▸ TRY IT
Report each line of the records below that holds the word "subtitle".

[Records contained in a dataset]
++++++++

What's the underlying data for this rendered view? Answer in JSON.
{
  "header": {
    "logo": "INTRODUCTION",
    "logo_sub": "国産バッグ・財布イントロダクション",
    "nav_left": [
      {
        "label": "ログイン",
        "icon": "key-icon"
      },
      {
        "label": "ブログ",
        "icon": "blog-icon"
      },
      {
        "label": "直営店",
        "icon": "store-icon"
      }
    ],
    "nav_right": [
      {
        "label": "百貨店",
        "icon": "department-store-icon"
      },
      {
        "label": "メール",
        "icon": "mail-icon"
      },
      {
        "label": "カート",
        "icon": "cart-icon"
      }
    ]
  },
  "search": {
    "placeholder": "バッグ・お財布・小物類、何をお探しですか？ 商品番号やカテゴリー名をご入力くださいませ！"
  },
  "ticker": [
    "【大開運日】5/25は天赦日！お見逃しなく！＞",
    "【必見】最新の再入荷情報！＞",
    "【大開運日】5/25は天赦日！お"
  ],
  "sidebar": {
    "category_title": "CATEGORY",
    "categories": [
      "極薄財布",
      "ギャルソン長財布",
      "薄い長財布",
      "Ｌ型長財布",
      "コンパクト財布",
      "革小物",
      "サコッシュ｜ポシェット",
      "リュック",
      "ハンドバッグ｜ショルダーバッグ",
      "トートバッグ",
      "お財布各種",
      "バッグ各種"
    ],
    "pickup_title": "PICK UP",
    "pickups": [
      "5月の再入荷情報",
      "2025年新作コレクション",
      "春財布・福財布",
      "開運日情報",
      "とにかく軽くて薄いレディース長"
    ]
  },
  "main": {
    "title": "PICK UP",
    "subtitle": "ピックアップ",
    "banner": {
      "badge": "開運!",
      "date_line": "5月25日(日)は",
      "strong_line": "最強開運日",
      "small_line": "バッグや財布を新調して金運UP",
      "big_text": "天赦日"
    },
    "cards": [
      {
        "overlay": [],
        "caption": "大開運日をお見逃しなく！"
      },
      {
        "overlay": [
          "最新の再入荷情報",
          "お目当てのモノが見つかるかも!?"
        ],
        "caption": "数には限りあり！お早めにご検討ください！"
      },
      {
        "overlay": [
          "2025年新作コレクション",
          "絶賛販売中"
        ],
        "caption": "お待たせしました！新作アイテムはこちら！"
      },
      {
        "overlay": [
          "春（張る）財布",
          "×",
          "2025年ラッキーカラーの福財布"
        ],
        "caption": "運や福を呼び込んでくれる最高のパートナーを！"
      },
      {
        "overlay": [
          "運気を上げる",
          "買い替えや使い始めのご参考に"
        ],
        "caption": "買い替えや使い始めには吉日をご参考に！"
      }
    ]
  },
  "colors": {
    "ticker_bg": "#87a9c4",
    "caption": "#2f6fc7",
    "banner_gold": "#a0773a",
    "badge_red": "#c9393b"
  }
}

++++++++

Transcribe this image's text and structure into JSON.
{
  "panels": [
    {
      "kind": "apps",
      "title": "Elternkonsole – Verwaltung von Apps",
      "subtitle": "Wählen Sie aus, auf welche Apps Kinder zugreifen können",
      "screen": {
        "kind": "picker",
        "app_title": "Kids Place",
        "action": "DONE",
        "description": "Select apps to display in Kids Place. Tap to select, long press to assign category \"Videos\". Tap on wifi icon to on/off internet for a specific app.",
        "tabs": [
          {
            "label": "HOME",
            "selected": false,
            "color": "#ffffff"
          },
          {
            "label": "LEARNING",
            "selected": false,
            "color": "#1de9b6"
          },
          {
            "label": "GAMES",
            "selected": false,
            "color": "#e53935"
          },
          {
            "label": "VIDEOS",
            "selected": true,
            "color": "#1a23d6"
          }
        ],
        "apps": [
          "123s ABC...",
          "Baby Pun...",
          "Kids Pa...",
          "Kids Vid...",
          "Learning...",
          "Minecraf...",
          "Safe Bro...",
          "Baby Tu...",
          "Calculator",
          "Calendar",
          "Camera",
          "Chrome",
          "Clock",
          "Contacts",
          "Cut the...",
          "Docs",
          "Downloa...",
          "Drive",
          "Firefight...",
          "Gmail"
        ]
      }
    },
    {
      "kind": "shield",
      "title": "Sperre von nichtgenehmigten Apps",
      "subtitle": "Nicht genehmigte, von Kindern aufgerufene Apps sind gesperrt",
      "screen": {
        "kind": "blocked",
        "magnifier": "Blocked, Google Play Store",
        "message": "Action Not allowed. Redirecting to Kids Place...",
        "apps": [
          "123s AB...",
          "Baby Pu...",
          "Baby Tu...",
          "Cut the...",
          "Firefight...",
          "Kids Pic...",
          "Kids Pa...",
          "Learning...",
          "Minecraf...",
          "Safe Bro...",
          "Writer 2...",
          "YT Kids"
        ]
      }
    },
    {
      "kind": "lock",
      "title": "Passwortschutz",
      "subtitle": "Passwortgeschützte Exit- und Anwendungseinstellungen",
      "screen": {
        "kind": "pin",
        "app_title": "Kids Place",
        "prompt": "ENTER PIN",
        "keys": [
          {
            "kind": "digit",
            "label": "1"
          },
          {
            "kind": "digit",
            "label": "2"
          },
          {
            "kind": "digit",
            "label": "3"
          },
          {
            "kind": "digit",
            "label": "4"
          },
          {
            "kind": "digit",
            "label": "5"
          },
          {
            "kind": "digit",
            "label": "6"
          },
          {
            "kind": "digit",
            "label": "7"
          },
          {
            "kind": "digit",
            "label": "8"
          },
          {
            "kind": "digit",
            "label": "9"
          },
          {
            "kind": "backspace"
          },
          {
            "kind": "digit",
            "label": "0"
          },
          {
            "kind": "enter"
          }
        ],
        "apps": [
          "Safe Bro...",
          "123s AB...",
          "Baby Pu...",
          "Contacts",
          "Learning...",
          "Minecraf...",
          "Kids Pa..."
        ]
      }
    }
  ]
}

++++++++

▸ WORKED SOLUTION
    "subtitle": "ピックアップ",
      "subtitle": "Wählen Sie aus, auf welche Apps Kinder zugreifen können",
      "subtitle": "Nicht genehmigte, von Kindern aufgerufene Apps sind gesperrt",
      "subtitle": "Passwortgeschützte Exit- und Anwendungseinstellungen",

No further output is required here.